[INPUT FOR THIS TASK]

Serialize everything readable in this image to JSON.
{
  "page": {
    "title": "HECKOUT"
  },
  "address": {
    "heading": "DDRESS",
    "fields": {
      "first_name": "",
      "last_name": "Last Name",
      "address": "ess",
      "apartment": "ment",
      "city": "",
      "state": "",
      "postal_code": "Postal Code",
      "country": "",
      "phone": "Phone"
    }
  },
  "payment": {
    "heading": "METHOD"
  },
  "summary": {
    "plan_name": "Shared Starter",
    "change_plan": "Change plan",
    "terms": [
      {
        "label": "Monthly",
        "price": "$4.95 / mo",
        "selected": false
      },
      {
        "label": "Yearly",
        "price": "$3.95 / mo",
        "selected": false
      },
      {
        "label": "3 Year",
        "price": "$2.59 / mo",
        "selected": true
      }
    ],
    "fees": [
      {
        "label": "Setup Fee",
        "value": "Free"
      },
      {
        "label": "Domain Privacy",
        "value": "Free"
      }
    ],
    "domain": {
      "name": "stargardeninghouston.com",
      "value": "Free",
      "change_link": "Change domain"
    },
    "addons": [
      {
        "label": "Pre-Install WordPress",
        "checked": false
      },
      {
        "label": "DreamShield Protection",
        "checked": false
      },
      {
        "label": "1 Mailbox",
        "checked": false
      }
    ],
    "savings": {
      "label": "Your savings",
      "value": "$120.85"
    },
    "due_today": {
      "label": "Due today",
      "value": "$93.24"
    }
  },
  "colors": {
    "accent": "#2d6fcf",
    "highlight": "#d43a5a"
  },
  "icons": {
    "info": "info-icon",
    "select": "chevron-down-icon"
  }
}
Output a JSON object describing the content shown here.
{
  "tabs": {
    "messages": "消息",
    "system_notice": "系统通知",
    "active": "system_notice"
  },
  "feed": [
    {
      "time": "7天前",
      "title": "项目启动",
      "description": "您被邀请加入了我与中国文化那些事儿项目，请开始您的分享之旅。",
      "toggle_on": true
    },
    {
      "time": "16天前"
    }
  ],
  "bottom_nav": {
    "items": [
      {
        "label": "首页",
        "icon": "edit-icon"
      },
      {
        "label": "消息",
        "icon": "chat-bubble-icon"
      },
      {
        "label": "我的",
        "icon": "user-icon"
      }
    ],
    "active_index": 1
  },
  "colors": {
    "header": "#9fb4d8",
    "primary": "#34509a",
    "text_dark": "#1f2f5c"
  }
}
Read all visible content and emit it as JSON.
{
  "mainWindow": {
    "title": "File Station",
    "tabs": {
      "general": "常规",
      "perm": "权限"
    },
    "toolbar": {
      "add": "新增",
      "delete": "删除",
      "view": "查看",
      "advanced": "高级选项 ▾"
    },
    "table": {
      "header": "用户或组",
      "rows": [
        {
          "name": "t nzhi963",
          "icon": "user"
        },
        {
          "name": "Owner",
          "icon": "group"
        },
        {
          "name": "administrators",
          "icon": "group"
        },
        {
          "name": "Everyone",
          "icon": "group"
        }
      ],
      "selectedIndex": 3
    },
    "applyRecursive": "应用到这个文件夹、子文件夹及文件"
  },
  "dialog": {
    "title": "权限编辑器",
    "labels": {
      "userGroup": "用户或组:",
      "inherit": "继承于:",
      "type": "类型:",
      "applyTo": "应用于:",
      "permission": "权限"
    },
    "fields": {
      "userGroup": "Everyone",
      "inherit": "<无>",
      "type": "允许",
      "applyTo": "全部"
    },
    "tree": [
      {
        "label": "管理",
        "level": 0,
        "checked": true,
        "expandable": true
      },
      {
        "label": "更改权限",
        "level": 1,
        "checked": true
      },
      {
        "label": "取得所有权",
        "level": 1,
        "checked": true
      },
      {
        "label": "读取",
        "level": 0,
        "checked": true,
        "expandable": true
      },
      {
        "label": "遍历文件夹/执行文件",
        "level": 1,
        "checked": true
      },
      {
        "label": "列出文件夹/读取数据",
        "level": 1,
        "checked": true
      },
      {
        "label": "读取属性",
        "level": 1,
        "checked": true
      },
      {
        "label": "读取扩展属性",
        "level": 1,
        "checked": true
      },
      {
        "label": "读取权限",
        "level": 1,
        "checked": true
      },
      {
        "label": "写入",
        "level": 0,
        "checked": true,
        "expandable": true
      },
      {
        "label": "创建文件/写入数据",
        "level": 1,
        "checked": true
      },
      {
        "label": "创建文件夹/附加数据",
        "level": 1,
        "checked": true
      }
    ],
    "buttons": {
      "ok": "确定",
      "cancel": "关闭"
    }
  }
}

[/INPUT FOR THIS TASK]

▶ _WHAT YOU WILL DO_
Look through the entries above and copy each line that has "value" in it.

▶ _SOLUTION TO THIS TASK_
        "value": "Free"
        "value": "Free"
      "value": "Free",
      "value": "$120.85"
      "value": "$93.24"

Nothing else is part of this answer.